I also think it’s important to leave the hotel every day with water and snacks because you never know what’s going to happen. Having food options for the toddler is a must. We bought some Manchego which we cut into “string” cheese (M doesn’t peel it yet so she doesn’t know the difference), grabbed an apple from the hotel, etc. etc. Crackers and biscuits you can get in Europe are great, hit up the local grocery store and stock up. Oh, and ask the hotel to clear out the minibar so a) your toddler doesn’t get you charged by those electronic ones and b) so you can store your food and milk.
Tip 5: Bring your favorite child carrier

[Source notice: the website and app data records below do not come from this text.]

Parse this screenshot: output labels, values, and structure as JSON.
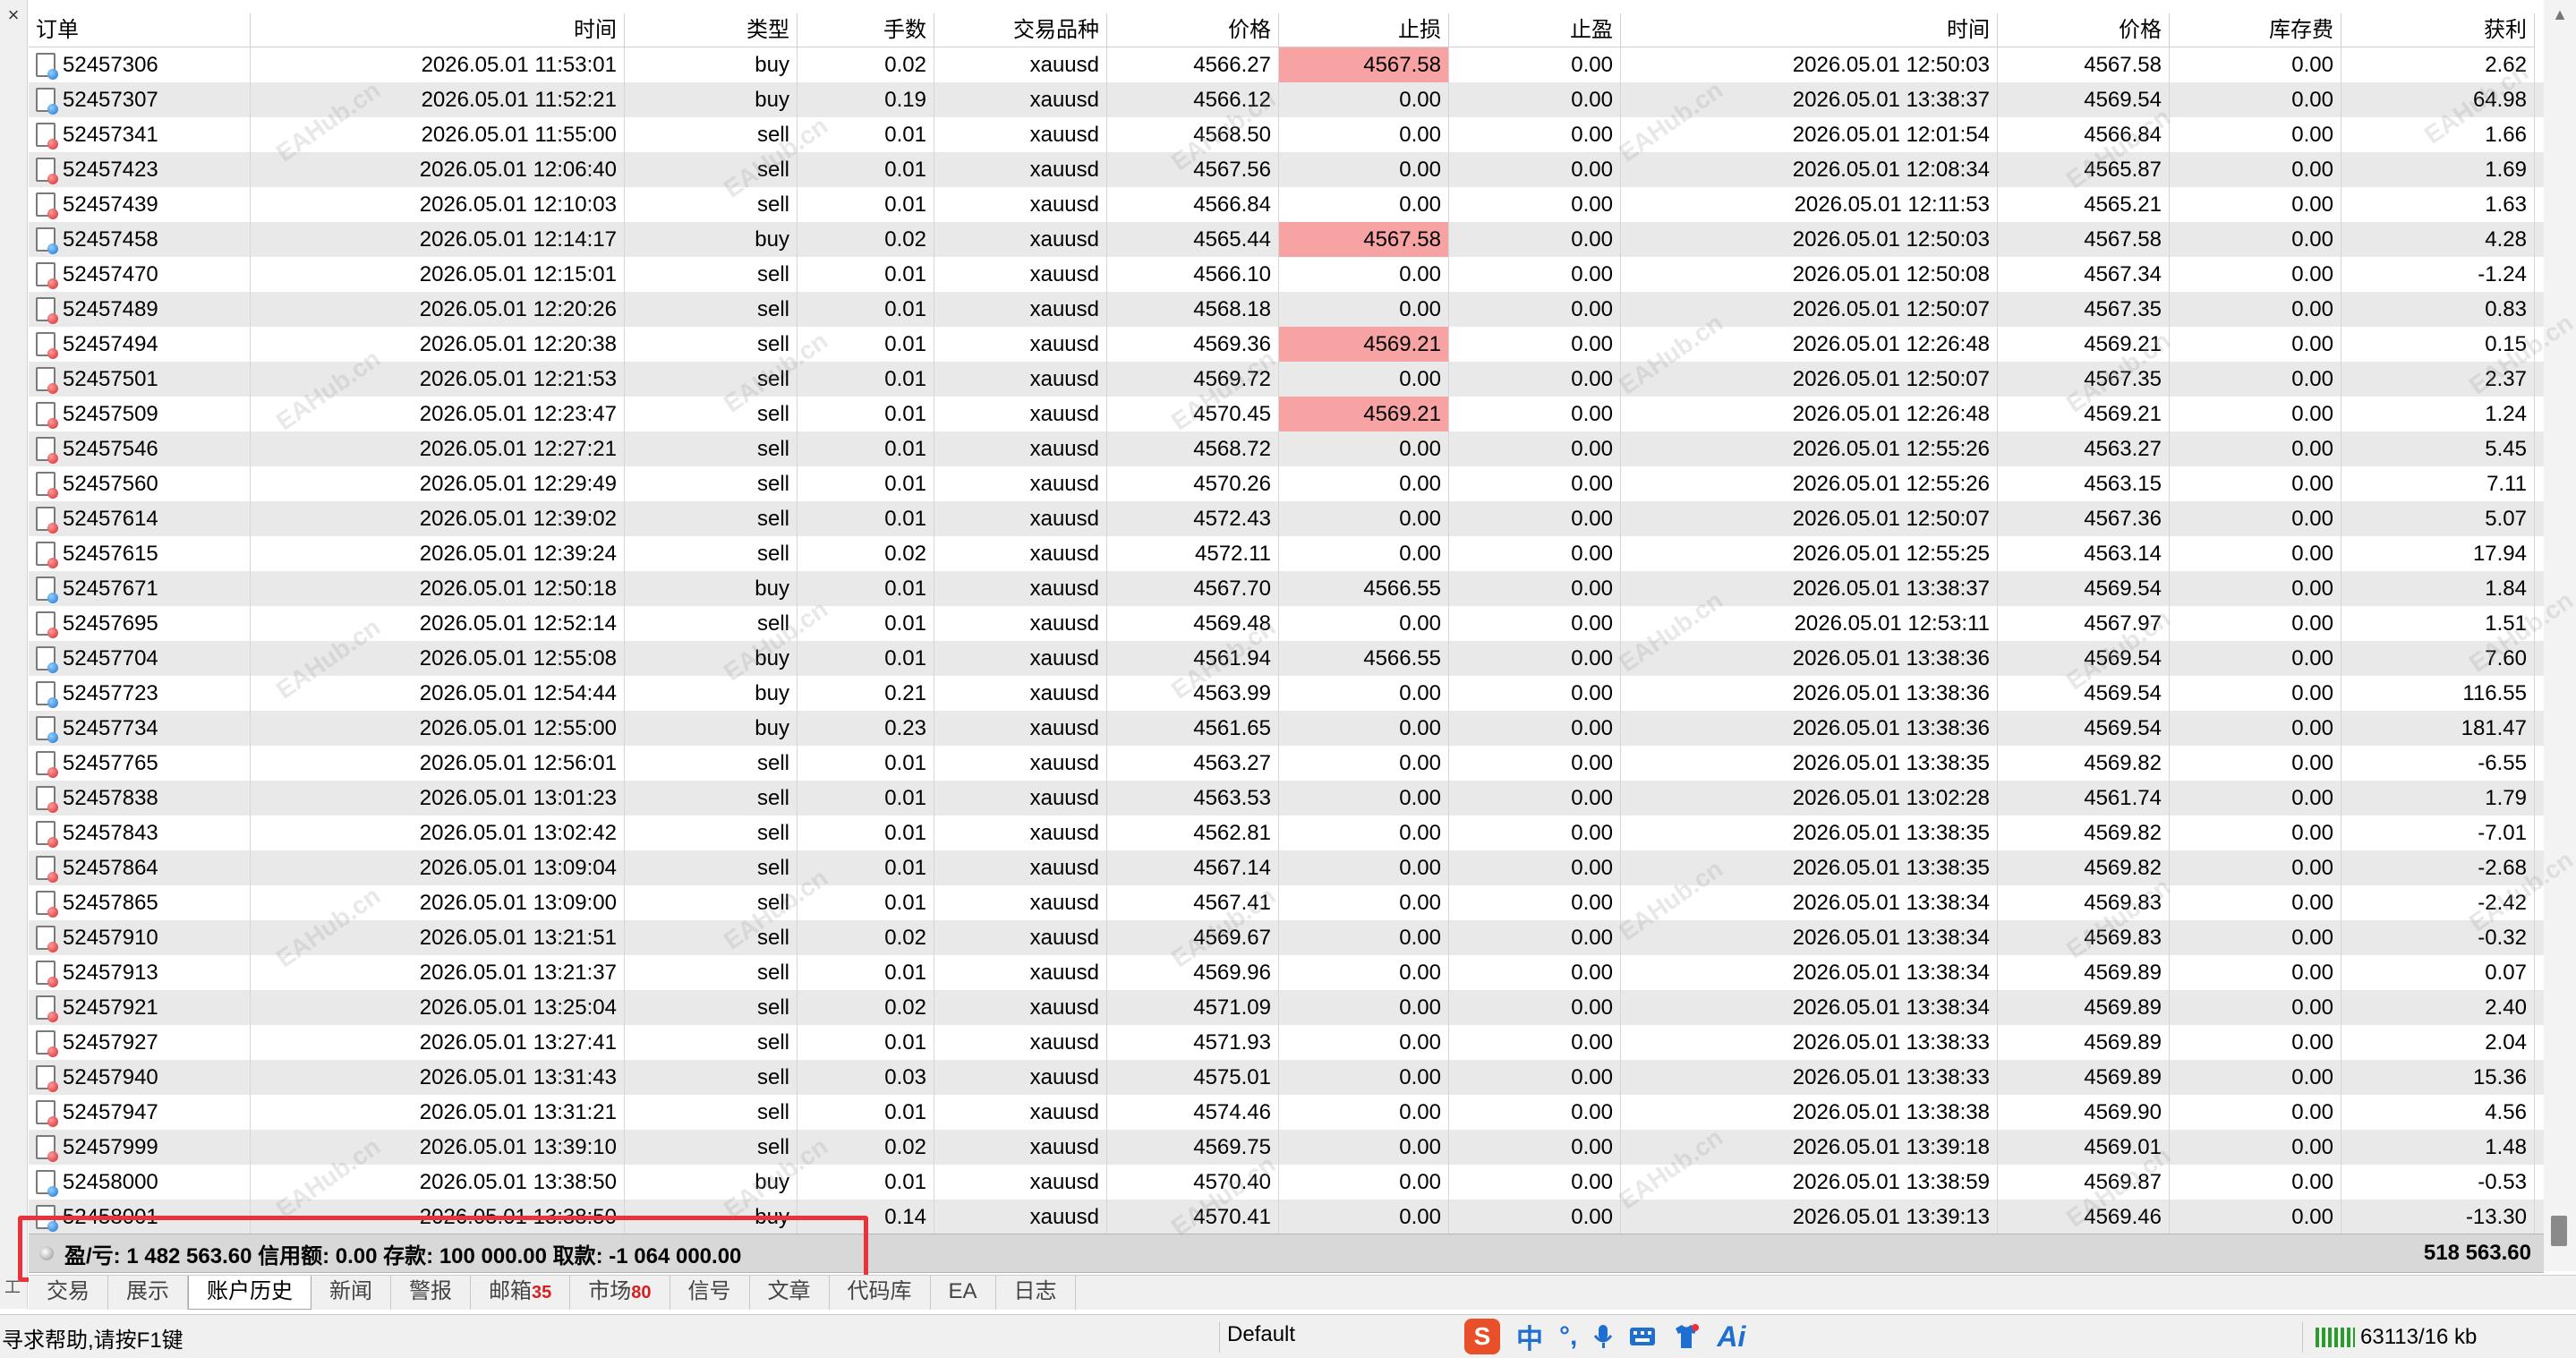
{
  "toolbox": {
    "close_glyph": "×",
    "title": "工具箱"
  },
  "columns": [
    "订单",
    "时间",
    "类型",
    "手数",
    "交易品种",
    "价格",
    "止损",
    "止盈",
    "时间",
    "价格",
    "库存费",
    "获利"
  ],
  "rows": [
    {
      "order": "52457306",
      "open_time": "2026.05.01 11:53:01",
      "type": "buy",
      "lots": "0.02",
      "symbol": "xauusd",
      "open_price": "4566.27",
      "sl": "4567.58",
      "sl_hit": true,
      "tp": "0.00",
      "close_time": "2026.05.01 12:50:03",
      "close_price": "4567.58",
      "swap": "0.00",
      "profit": "2.62"
    },
    {
      "order": "52457307",
      "open_time": "2026.05.01 11:52:21",
      "type": "buy",
      "lots": "0.19",
      "symbol": "xauusd",
      "open_price": "4566.12",
      "sl": "0.00",
      "sl_hit": false,
      "tp": "0.00",
      "close_time": "2026.05.01 13:38:37",
      "close_price": "4569.54",
      "swap": "0.00",
      "profit": "64.98"
    },
    {
      "order": "52457341",
      "open_time": "2026.05.01 11:55:00",
      "type": "sell",
      "lots": "0.01",
      "symbol": "xauusd",
      "open_price": "4568.50",
      "sl": "0.00",
      "sl_hit": false,
      "tp": "0.00",
      "close_time": "2026.05.01 12:01:54",
      "close_price": "4566.84",
      "swap": "0.00",
      "profit": "1.66"
    },
    {
      "order": "52457423",
      "open_time": "2026.05.01 12:06:40",
      "type": "sell",
      "lots": "0.01",
      "symbol": "xauusd",
      "open_price": "4567.56",
      "sl": "0.00",
      "sl_hit": false,
      "tp": "0.00",
      "close_time": "2026.05.01 12:08:34",
      "close_price": "4565.87",
      "swap": "0.00",
      "profit": "1.69"
    },
    {
      "order": "52457439",
      "open_time": "2026.05.01 12:10:03",
      "type": "sell",
      "lots": "0.01",
      "symbol": "xauusd",
      "open_price": "4566.84",
      "sl": "0.00",
      "sl_hit": false,
      "tp": "0.00",
      "close_time": "2026.05.01 12:11:53",
      "close_price": "4565.21",
      "swap": "0.00",
      "profit": "1.63"
    },
    {
      "order": "52457458",
      "open_time": "2026.05.01 12:14:17",
      "type": "buy",
      "lots": "0.02",
      "symbol": "xauusd",
      "open_price": "4565.44",
      "sl": "4567.58",
      "sl_hit": true,
      "tp": "0.00",
      "close_time": "2026.05.01 12:50:03",
      "close_price": "4567.58",
      "swap": "0.00",
      "profit": "4.28"
    },
    {
      "order": "52457470",
      "open_time": "2026.05.01 12:15:01",
      "type": "sell",
      "lots": "0.01",
      "symbol": "xauusd",
      "open_price": "4566.10",
      "sl": "0.00",
      "sl_hit": false,
      "tp": "0.00",
      "close_time": "2026.05.01 12:50:08",
      "close_price": "4567.34",
      "swap": "0.00",
      "profit": "-1.24"
    },
    {
      "order": "52457489",
      "open_time": "2026.05.01 12:20:26",
      "type": "sell",
      "lots": "0.01",
      "symbol": "xauusd",
      "open_price": "4568.18",
      "sl": "0.00",
      "sl_hit": false,
      "tp": "0.00",
      "close_time": "2026.05.01 12:50:07",
      "close_price": "4567.35",
      "swap": "0.00",
      "profit": "0.83"
    },
    {
      "order": "52457494",
      "open_time": "2026.05.01 12:20:38",
      "type": "sell",
      "lots": "0.01",
      "symbol": "xauusd",
      "open_price": "4569.36",
      "sl": "4569.21",
      "sl_hit": true,
      "tp": "0.00",
      "close_time": "2026.05.01 12:26:48",
      "close_price": "4569.21",
      "swap": "0.00",
      "profit": "0.15"
    },
    {
      "order": "52457501",
      "open_time": "2026.05.01 12:21:53",
      "type": "sell",
      "lots": "0.01",
      "symbol": "xauusd",
      "open_price": "4569.72",
      "sl": "0.00",
      "sl_hit": false,
      "tp": "0.00",
      "close_time": "2026.05.01 12:50:07",
      "close_price": "4567.35",
      "swap": "0.00",
      "profit": "2.37"
    },
    {
      "order": "52457509",
      "open_time": "2026.05.01 12:23:47",
      "type": "sell",
      "lots": "0.01",
      "symbol": "xauusd",
      "open_price": "4570.45",
      "sl": "4569.21",
      "sl_hit": true,
      "tp": "0.00",
      "close_time": "2026.05.01 12:26:48",
      "close_price": "4569.21",
      "swap": "0.00",
      "profit": "1.24"
    },
    {
      "order": "52457546",
      "open_time": "2026.05.01 12:27:21",
      "type": "sell",
      "lots": "0.01",
      "symbol": "xauusd",
      "open_price": "4568.72",
      "sl": "0.00",
      "sl_hit": false,
      "tp": "0.00",
      "close_time": "2026.05.01 12:55:26",
      "close_price": "4563.27",
      "swap": "0.00",
      "profit": "5.45"
    },
    {
      "order": "52457560",
      "open_time": "2026.05.01 12:29:49",
      "type": "sell",
      "lots": "0.01",
      "symbol": "xauusd",
      "open_price": "4570.26",
      "sl": "0.00",
      "sl_hit": false,
      "tp": "0.00",
      "close_time": "2026.05.01 12:55:26",
      "close_price": "4563.15",
      "swap": "0.00",
      "profit": "7.11"
    },
    {
      "order": "52457614",
      "open_time": "2026.05.01 12:39:02",
      "type": "sell",
      "lots": "0.01",
      "symbol": "xauusd",
      "open_price": "4572.43",
      "sl": "0.00",
      "sl_hit": false,
      "tp": "0.00",
      "close_time": "2026.05.01 12:50:07",
      "close_price": "4567.36",
      "swap": "0.00",
      "profit": "5.07"
    },
    {
      "order": "52457615",
      "open_time": "2026.05.01 12:39:24",
      "type": "sell",
      "lots": "0.02",
      "symbol": "xauusd",
      "open_price": "4572.11",
      "sl": "0.00",
      "sl_hit": false,
      "tp": "0.00",
      "close_time": "2026.05.01 12:55:25",
      "close_price": "4563.14",
      "swap": "0.00",
      "profit": "17.94"
    },
    {
      "order": "52457671",
      "open_time": "2026.05.01 12:50:18",
      "type": "buy",
      "lots": "0.01",
      "symbol": "xauusd",
      "open_price": "4567.70",
      "sl": "4566.55",
      "sl_hit": false,
      "tp": "0.00",
      "close_time": "2026.05.01 13:38:37",
      "close_price": "4569.54",
      "swap": "0.00",
      "profit": "1.84"
    },
    {
      "order": "52457695",
      "open_time": "2026.05.01 12:52:14",
      "type": "sell",
      "lots": "0.01",
      "symbol": "xauusd",
      "open_price": "4569.48",
      "sl": "0.00",
      "sl_hit": false,
      "tp": "0.00",
      "close_time": "2026.05.01 12:53:11",
      "close_price": "4567.97",
      "swap": "0.00",
      "profit": "1.51"
    },
    {
      "order": "52457704",
      "open_time": "2026.05.01 12:55:08",
      "type": "buy",
      "lots": "0.01",
      "symbol": "xauusd",
      "open_price": "4561.94",
      "sl": "4566.55",
      "sl_hit": false,
      "tp": "0.00",
      "close_time": "2026.05.01 13:38:36",
      "close_price": "4569.54",
      "swap": "0.00",
      "profit": "7.60"
    },
    {
      "order": "52457723",
      "open_time": "2026.05.01 12:54:44",
      "type": "buy",
      "lots": "0.21",
      "symbol": "xauusd",
      "open_price": "4563.99",
      "sl": "0.00",
      "sl_hit": false,
      "tp": "0.00",
      "close_time": "2026.05.01 13:38:36",
      "close_price": "4569.54",
      "swap": "0.00",
      "profit": "116.55"
    },
    {
      "order": "52457734",
      "open_time": "2026.05.01 12:55:00",
      "type": "buy",
      "lots": "0.23",
      "symbol": "xauusd",
      "open_price": "4561.65",
      "sl": "0.00",
      "sl_hit": false,
      "tp": "0.00",
      "close_time": "2026.05.01 13:38:36",
      "close_price": "4569.54",
      "swap": "0.00",
      "profit": "181.47"
    },
    {
      "order": "52457765",
      "open_time": "2026.05.01 12:56:01",
      "type": "sell",
      "lots": "0.01",
      "symbol": "xauusd",
      "open_price": "4563.27",
      "sl": "0.00",
      "sl_hit": false,
      "tp": "0.00",
      "close_time": "2026.05.01 13:38:35",
      "close_price": "4569.82",
      "swap": "0.00",
      "profit": "-6.55"
    },
    {
      "order": "52457838",
      "open_time": "2026.05.01 13:01:23",
      "type": "sell",
      "lots": "0.01",
      "symbol": "xauusd",
      "open_price": "4563.53",
      "sl": "0.00",
      "sl_hit": false,
      "tp": "0.00",
      "close_time": "2026.05.01 13:02:28",
      "close_price": "4561.74",
      "swap": "0.00",
      "profit": "1.79"
    },
    {
      "order": "52457843",
      "open_time": "2026.05.01 13:02:42",
      "type": "sell",
      "lots": "0.01",
      "symbol": "xauusd",
      "open_price": "4562.81",
      "sl": "0.00",
      "sl_hit": false,
      "tp": "0.00",
      "close_time": "2026.05.01 13:38:35",
      "close_price": "4569.82",
      "swap": "0.00",
      "profit": "-7.01"
    },
    {
      "order": "52457864",
      "open_time": "2026.05.01 13:09:04",
      "type": "sell",
      "lots": "0.01",
      "symbol": "xauusd",
      "open_price": "4567.14",
      "sl": "0.00",
      "sl_hit": false,
      "tp": "0.00",
      "close_time": "2026.05.01 13:38:35",
      "close_price": "4569.82",
      "swap": "0.00",
      "profit": "-2.68"
    },
    {
      "order": "52457865",
      "open_time": "2026.05.01 13:09:00",
      "type": "sell",
      "lots": "0.01",
      "symbol": "xauusd",
      "open_price": "4567.41",
      "sl": "0.00",
      "sl_hit": false,
      "tp": "0.00",
      "close_time": "2026.05.01 13:38:34",
      "close_price": "4569.83",
      "swap": "0.00",
      "profit": "-2.42"
    },
    {
      "order": "52457910",
      "open_time": "2026.05.01 13:21:51",
      "type": "sell",
      "lots": "0.02",
      "symbol": "xauusd",
      "open_price": "4569.67",
      "sl": "0.00",
      "sl_hit": false,
      "tp": "0.00",
      "close_time": "2026.05.01 13:38:34",
      "close_price": "4569.83",
      "swap": "0.00",
      "profit": "-0.32"
    },
    {
      "order": "52457913",
      "open_time": "2026.05.01 13:21:37",
      "type": "sell",
      "lots": "0.01",
      "symbol": "xauusd",
      "open_price": "4569.96",
      "sl": "0.00",
      "sl_hit": false,
      "tp": "0.00",
      "close_time": "2026.05.01 13:38:34",
      "close_price": "4569.89",
      "swap": "0.00",
      "profit": "0.07"
    },
    {
      "order": "52457921",
      "open_time": "2026.05.01 13:25:04",
      "type": "sell",
      "lots": "0.02",
      "symbol": "xauusd",
      "open_price": "4571.09",
      "sl": "0.00",
      "sl_hit": false,
      "tp": "0.00",
      "close_time": "2026.05.01 13:38:34",
      "close_price": "4569.89",
      "swap": "0.00",
      "profit": "2.40"
    },
    {
      "order": "52457927",
      "open_time": "2026.05.01 13:27:41",
      "type": "sell",
      "lots": "0.01",
      "symbol": "xauusd",
      "open_price": "4571.93",
      "sl": "0.00",
      "sl_hit": false,
      "tp": "0.00",
      "close_time": "2026.05.01 13:38:33",
      "close_price": "4569.89",
      "swap": "0.00",
      "profit": "2.04"
    },
    {
      "order": "52457940",
      "open_time": "2026.05.01 13:31:43",
      "type": "sell",
      "lots": "0.03",
      "symbol": "xauusd",
      "open_price": "4575.01",
      "sl": "0.00",
      "sl_hit": false,
      "tp": "0.00",
      "close_time": "2026.05.01 13:38:33",
      "close_price": "4569.89",
      "swap": "0.00",
      "profit": "15.36"
    },
    {
      "order": "52457947",
      "open_time": "2026.05.01 13:31:21",
      "type": "sell",
      "lots": "0.01",
      "symbol": "xauusd",
      "open_price": "4574.46",
      "sl": "0.00",
      "sl_hit": false,
      "tp": "0.00",
      "close_time": "2026.05.01 13:38:38",
      "close_price": "4569.90",
      "swap": "0.00",
      "profit": "4.56"
    },
    {
      "order": "52457999",
      "open_time": "2026.05.01 13:39:10",
      "type": "sell",
      "lots": "0.02",
      "symbol": "xauusd",
      "open_price": "4569.75",
      "sl": "0.00",
      "sl_hit": false,
      "tp": "0.00",
      "close_time": "2026.05.01 13:39:18",
      "close_price": "4569.01",
      "swap": "0.00",
      "profit": "1.48"
    },
    {
      "order": "52458000",
      "open_time": "2026.05.01 13:38:50",
      "type": "buy",
      "lots": "0.01",
      "symbol": "xauusd",
      "open_price": "4570.40",
      "sl": "0.00",
      "sl_hit": false,
      "tp": "0.00",
      "close_time": "2026.05.01 13:38:59",
      "close_price": "4569.87",
      "swap": "0.00",
      "profit": "-0.53"
    },
    {
      "order": "52458001",
      "open_time": "2026.05.01 13:38:50",
      "type": "buy",
      "lots": "0.14",
      "symbol": "xauusd",
      "open_price": "4570.41",
      "sl": "0.00",
      "sl_hit": false,
      "tp": "0.00",
      "close_time": "2026.05.01 13:39:13",
      "close_price": "4569.46",
      "swap": "0.00",
      "profit": "-13.30"
    }
  ],
  "summary": {
    "text": "盈/亏: 1 482 563.60  信用额: 0.00  存款: 100 000.00  取款: -1 064 000.00",
    "total": "518 563.60"
  },
  "tabs": [
    {
      "label": "交易",
      "count": "",
      "active": false
    },
    {
      "label": "展示",
      "count": "",
      "active": false
    },
    {
      "label": "账户历史",
      "count": "",
      "active": true
    },
    {
      "label": "新闻",
      "count": "",
      "active": false
    },
    {
      "label": "警报",
      "count": "",
      "active": false
    },
    {
      "label": "邮箱",
      "count": "35",
      "active": false
    },
    {
      "label": "市场",
      "count": "80",
      "active": false
    },
    {
      "label": "信号",
      "count": "",
      "active": false
    },
    {
      "label": "文章",
      "count": "",
      "active": false
    },
    {
      "label": "代码库",
      "count": "",
      "active": false
    },
    {
      "label": "EA",
      "count": "",
      "active": false
    },
    {
      "label": "日志",
      "count": "",
      "active": false
    }
  ],
  "status": {
    "help": "寻求帮助,请按F1键",
    "profile": "Default",
    "ime_logo": "S",
    "ime_lang": "中",
    "ime_punct": "°,",
    "ime_ai": "Ai",
    "connection": "63113/16 kb"
  },
  "watermark": "EAHub.cn",
  "colors": {
    "sl_highlight": "#f7a3a3",
    "highlight_box": "#e8323c",
    "row_alt": "#e9e9e9",
    "tab_count": "#d42020"
  }
}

I am sure some kids don’t like being in a carrier (Beco, Ergo, Bjorn, or whatever), but ours doesn’t mind and it proved invaluable on this trip. There are times when a stroller won’t cut it, or you need compression and calm to help force a nap, or simply times where you are tired of rolling over cobblestone. We didn’t use our Beco everyday, but we used it many times – it’s also useful in those art museums – if you can get the toddler to sleep you can explore relatively unencumbered. As an added benefit you get a ton of exercise.
Tip 6: Picnic or takeout to make meals easier
If you’re going to Europe I think buying your own bread, meat, and cheese for a picnic is a great way to eat whether you have kids or not. With kids there’s the added benefit of simplicity and control that comes from making a picnic. Go to Spar, Tenglemann, or any local grocer and grab some supplies. You can people watch in a park where there is tons of space for your kid to run around. The best benefit? You save a bunch of money too.
Tip 7: When you’re presented with difficult situations, just go with it
This is kind of a catch all and of course parents do this whether they are at home or abroad. But you’re gonna run into situations you weren’t prepared for – lack of changing table, tantrums, places where strollers aren’t allowed, flash storms – it’s important just to stay calm and to go with it. One of the examples that stood out to me on this trip happened at a museum – I took M to change only to find there was no changing table in the men’s room (this after walking up and down a flight of stairs trying to follow some poor signage). I then walked in circles with M looking for Jess until we gave up. Ultimately, M got her diaper changed on the bathroom floor. Am I proud of it? No. Did it get the job done? Yes. Just do what you gotta do to survive.
These were seven things that stood out to me from our time in Europe with M. I think some of these points can be applied generally if you have multiple kids, but those of you who have them probably know better than me already. So far we haven’t been to a country that didn’t seem to love kids, so that’s a definite positive for visiting Europe. It seems Italy, Germany, and Austria all seem to love babies so that really helped us in our travels. Feel free to sound off in the comments if you’ve found any tips or tricks that are useful for toddlers (or kids of any age) in Europe!